* _What this task involves_: With the pictures removed, set down all of the entries below exactly.

..............................

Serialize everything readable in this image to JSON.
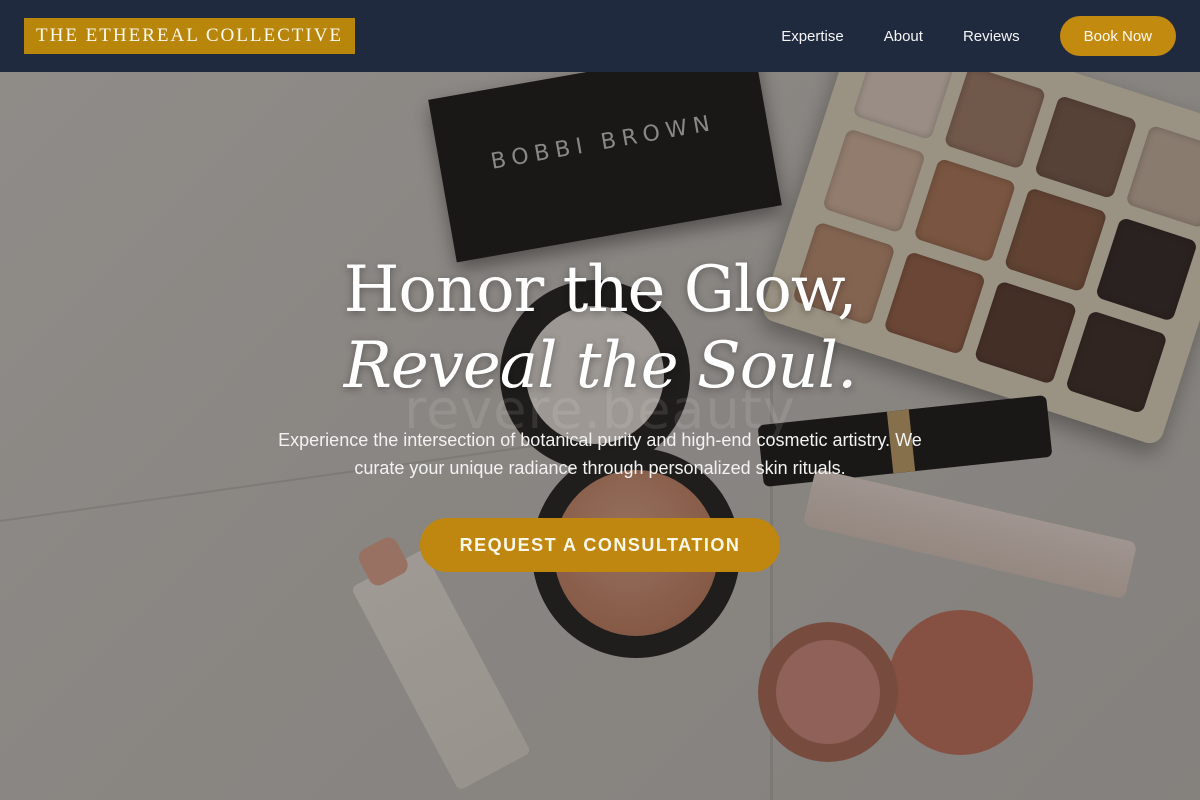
{
  "nav": {
    "brand": "THE ETHEREAL COLLECTIVE",
    "links": [
      "Expertise",
      "About",
      "Reviews"
    ],
    "cta": "Book Now"
  },
  "hero": {
    "headline_line1": "Honor the Glow,",
    "headline_line2": "Reveal the Soul.",
    "watermark": "revere.beauty",
    "subtext": "Experience the intersection of botanical purity and high-end cosmetic artistry. We curate your unique radiance through personalized skin rituals.",
    "cta": "REQUEST A CONSULTATION",
    "photo_labels": {
      "palette_brand": "BOBBI BROWN"
    }
  },
  "colors": {
    "nav_bg": "#1f2a3e",
    "gold": "#c38a10",
    "logo_bg": "#b8860b",
    "text_light": "#ffffff"
  }
}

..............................

* _Output of the task_:
Serialize everything readable in this image to JSON.
{
  "nav": {
    "brand": "THE ETHEREAL COLLECTIVE",
    "links": [
      "Expertise",
      "About",
      "Reviews"
    ],
    "cta": "Book Now"
  },
  "hero": {
    "headline_line1": "Honor the Glow,",
    "headline_line2": "Reveal the Soul.",
    "watermark": "revere.beauty",
    "subtext": "Experience the intersection of botanical purity and high-end cosmetic artistry. We curate your unique radiance through personalized skin rituals.",
    "cta": "REQUEST A CONSULTATION",
    "photo_labels": {
      "palette_brand": "BOBBI BROWN"
    }
  },
  "colors": {
    "nav_bg": "#1f2a3e",
    "gold": "#c38a10",
    "logo_bg": "#b8860b",
    "text_light": "#ffffff"
  }
}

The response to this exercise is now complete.